The Ministry of Health and Social development is reporting the lowest cases of new HIV/AIDS infections since 2007.
Coordinator of the National HIV/AIDS & Sexual Health Programme Mrs. Noelene Levons-Clarke reported that so far this year, only three new cases of HIV have been recorded.
Mrs. Levons-Clarke noted that the Territory is seeing a reduction in the number of new cases and the spread of HIV infection. This achievement she attributes to enhanced public awareness and education spearheaded by the Ministry of Health and Social Development.
“The first case of HIV/AIDS was reported in the BVI in June of 1985. By the end of December 2014, a total of 119 cases of HIV/AIDS were reported. The number of new reported cases between June 1985 and December 2006 was 64” Ms. Levons-Clarke stated.
Since then, three new cases were reported in 2007, nine in 2008 and 2009, 10 cases were confirmed in 2010, six cases in 2011, five in 2012, and in 2013 10 cases were recorded.

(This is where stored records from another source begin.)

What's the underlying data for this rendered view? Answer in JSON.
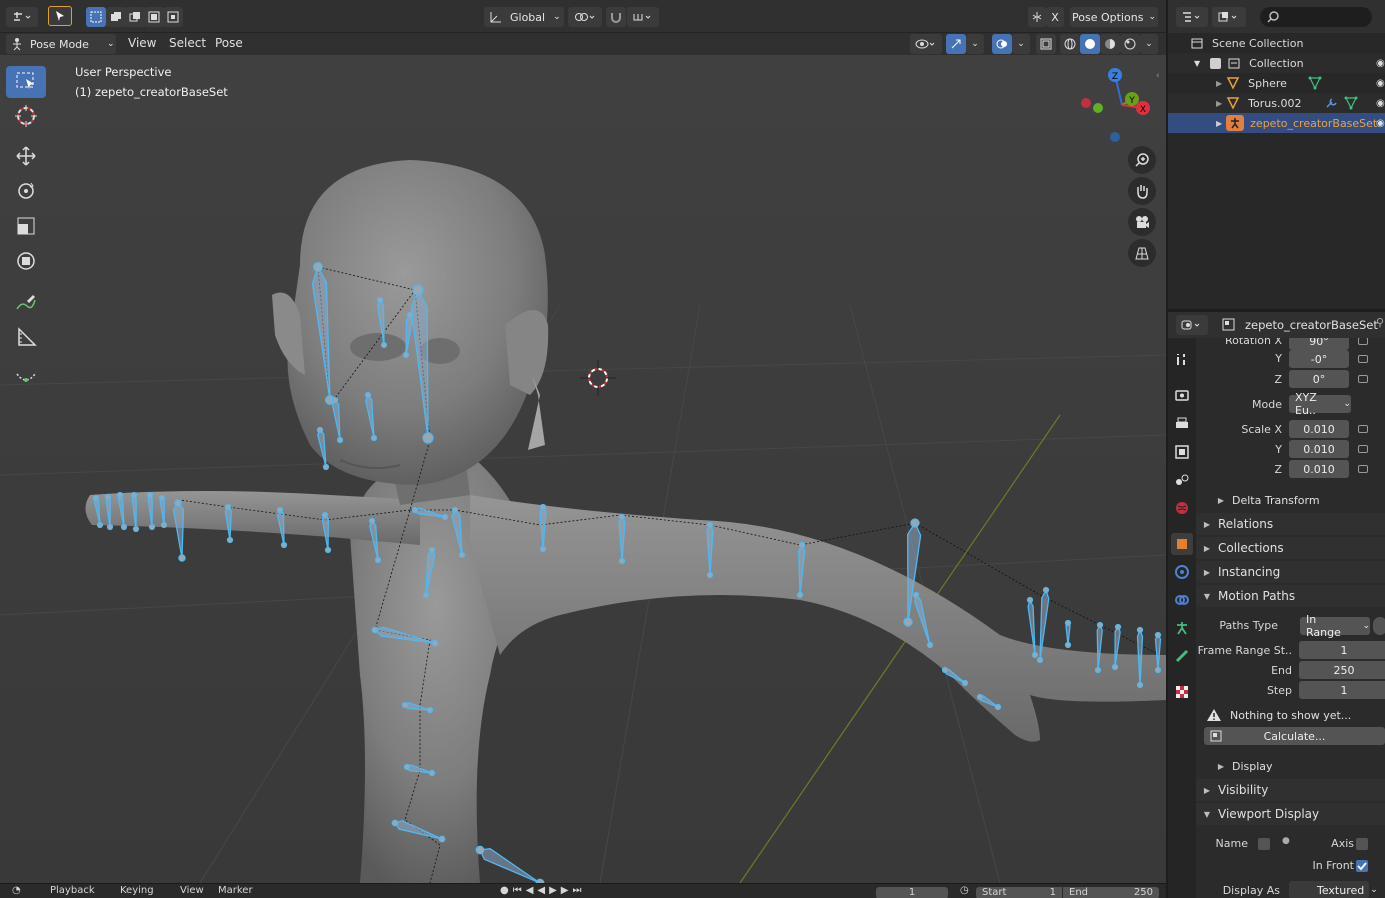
{
  "header": {
    "transform_orientation": "Global",
    "x_toggle": "X",
    "pose_options": "Pose Options"
  },
  "view_header": {
    "mode": "Pose Mode",
    "menus": [
      "View",
      "Select",
      "Pose"
    ]
  },
  "viewport": {
    "perspective_label": "User Perspective",
    "object_label": "(1) zepeto_creatorBaseSet",
    "gizmo_axes": {
      "z": "Z",
      "y": "Y",
      "x": "X"
    }
  },
  "timeline": {
    "items": [
      "Playback",
      "Keying",
      "View",
      "Marker"
    ],
    "current_frame": "1",
    "start_label": "Start",
    "start_value": "1",
    "end_label": "End",
    "end_value": "250"
  },
  "outliner": {
    "rows": [
      {
        "label": "Scene Collection",
        "icon": "scene-collection-icon"
      },
      {
        "label": "Collection",
        "icon": "collection-icon"
      },
      {
        "label": "Sphere",
        "icon": "mesh-icon"
      },
      {
        "label": "Torus.002",
        "icon": "mesh-icon"
      },
      {
        "label": "zepeto_creatorBaseSet",
        "icon": "armature-icon"
      }
    ]
  },
  "properties": {
    "object_name": "zepeto_creatorBaseSet",
    "rotation": {
      "label_x": "Rotation X",
      "x": "90°",
      "label_y": "Y",
      "y": "-0°",
      "label_z": "Z",
      "z": "0°"
    },
    "mode_label": "Mode",
    "mode_value": "XYZ Eu..",
    "scale": {
      "label_x": "Scale X",
      "x": "0.010",
      "label_y": "Y",
      "y": "0.010",
      "label_z": "Z",
      "z": "0.010"
    },
    "sections": {
      "delta_transform": "Delta Transform",
      "relations": "Relations",
      "collections": "Collections",
      "instancing": "Instancing",
      "motion_paths": "Motion Paths",
      "display": "Display",
      "visibility": "Visibility",
      "viewport_display": "Viewport Display"
    },
    "motion_paths": {
      "paths_type_label": "Paths Type",
      "paths_type_value": "In Range",
      "frame_range_label": "Frame Range St..",
      "frame_range_value": "1",
      "end_label": "End",
      "end_value": "250",
      "step_label": "Step",
      "step_value": "1",
      "warning": "Nothing to show yet...",
      "calculate": "Calculate..."
    },
    "viewport_display": {
      "name_label": "Name",
      "axis_label": "Axis",
      "in_front_label": "In Front",
      "display_as_label": "Display As",
      "display_as_value": "Textured"
    }
  },
  "colors": {
    "accent": "#4772b3",
    "bone": "#4fb8f0",
    "selected_text": "#f0a040"
  }
}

“Although we still seem to have a few challenges in being effective with abstinence and faithfulness to one partner, condom use has definitely increased among men and women,” The Coordinator noted adding, “Increased access to HIV testing has also enabled us to achieve our target, as many more persons who have tested negative for HIV are more empowered to keep their negative test result.”
The Coordinator reported that a total of 38 AIDS-related deaths have occurred within the Territory since 1985, 80 persons in the Territory are living with HIV and know their status and there is one report of a mother to child transmission. The child, according to Mrs. Levons-Clarke is doing very well on Anti-retroviral Treatment (ART).
She further stated that the availability of anti-retroviral treatment has enabled persons living with HIV to achieve and maintain very low viral loads which in turn have decreased the risk of transmission. Persons are however, encouraged to practice safe sex, monogamy and get tested to know their status.
“We are still encouraging all residents of the Territory to have an HIV test especially if they have never tested before. HIV does not have any age, gender, ethnicity, religious beliefs or social status barriers and can affect us all, which makes testing a very vital part of the equation.” Mrs. Levons-Clarke said.
She added that it is not just good enough for persons to know their status but it is important that they know the status of their potential sexual partners.
The National AIDS programme is committed to mitigating the health and socio-economic impact of HIV/AIDS on individuals, families and communities of the Virgin Islands.